**What you should do**
What you return should match the records below exactly.

Stored dataset items

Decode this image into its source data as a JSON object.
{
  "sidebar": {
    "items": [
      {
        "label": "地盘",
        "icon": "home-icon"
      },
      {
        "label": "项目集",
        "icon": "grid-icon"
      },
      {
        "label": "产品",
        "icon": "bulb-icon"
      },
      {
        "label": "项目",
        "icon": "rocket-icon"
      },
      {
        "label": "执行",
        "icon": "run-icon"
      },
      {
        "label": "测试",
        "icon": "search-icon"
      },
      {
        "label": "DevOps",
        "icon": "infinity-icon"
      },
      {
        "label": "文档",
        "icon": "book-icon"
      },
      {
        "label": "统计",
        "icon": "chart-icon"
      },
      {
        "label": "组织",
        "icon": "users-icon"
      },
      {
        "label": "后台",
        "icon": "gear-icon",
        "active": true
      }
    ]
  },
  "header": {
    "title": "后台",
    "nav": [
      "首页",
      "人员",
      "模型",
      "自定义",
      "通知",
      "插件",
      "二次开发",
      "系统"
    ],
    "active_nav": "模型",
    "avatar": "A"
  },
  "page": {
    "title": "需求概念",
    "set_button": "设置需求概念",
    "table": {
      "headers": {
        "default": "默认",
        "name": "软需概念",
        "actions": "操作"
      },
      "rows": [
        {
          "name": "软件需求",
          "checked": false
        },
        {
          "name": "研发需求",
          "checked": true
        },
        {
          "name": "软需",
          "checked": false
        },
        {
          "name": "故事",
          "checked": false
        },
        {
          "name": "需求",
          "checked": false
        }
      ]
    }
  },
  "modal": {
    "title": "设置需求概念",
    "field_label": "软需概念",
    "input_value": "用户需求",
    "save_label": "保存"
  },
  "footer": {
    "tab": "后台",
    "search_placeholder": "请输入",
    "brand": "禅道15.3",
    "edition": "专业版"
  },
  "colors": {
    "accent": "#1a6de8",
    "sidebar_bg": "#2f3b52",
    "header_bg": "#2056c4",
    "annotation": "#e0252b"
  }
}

**Exercise output**
Decode this image into its source data as a JSON object.
{
  "sidebar": {
    "items": [
      {
        "label": "地盘",
        "icon": "home-icon"
      },
      {
        "label": "项目集",
        "icon": "grid-icon"
      },
      {
        "label": "产品",
        "icon": "bulb-icon"
      },
      {
        "label": "项目",
        "icon": "rocket-icon"
      },
      {
        "label": "执行",
        "icon": "run-icon"
      },
      {
        "label": "测试",
        "icon": "search-icon"
      },
      {
        "label": "DevOps",
        "icon": "infinity-icon"
      },
      {
        "label": "文档",
        "icon": "book-icon"
      },
      {
        "label": "统计",
        "icon": "chart-icon"
      },
      {
        "label": "组织",
        "icon": "users-icon"
      },
      {
        "label": "后台",
        "icon": "gear-icon",
        "active": true
      }
    ]
  },
  "header": {
    "title": "后台",
    "nav": [
      "首页",
      "人员",
      "模型",
      "自定义",
      "通知",
      "插件",
      "二次开发",
      "系统"
    ],
    "active_nav": "模型",
    "avatar": "A"
  },
  "page": {
    "title": "需求概念",
    "set_button": "设置需求概念",
    "table": {
      "headers": {
        "default": "默认",
        "name": "软需概念",
        "actions": "操作"
      },
      "rows": [
        {
          "name": "软件需求",
          "checked": false
        },
        {
          "name": "研发需求",
          "checked": true
        },
        {
          "name": "软需",
          "checked": false
        },
        {
          "name": "故事",
          "checked": false
        },
        {
          "name": "需求",
          "checked": false
        }
      ]
    }
  },
  "modal": {
    "title": "设置需求概念",
    "field_label": "软需概念",
    "input_value": "用户需求",
    "save_label": "保存"
  },
  "footer": {
    "tab": "后台",
    "search_placeholder": "请输入",
    "brand": "禅道15.3",
    "edition": "专业版"
  },
  "colors": {
    "accent": "#1a6de8",
    "sidebar_bg": "#2f3b52",
    "header_bg": "#2056c4",
    "annotation": "#e0252b"
  }
}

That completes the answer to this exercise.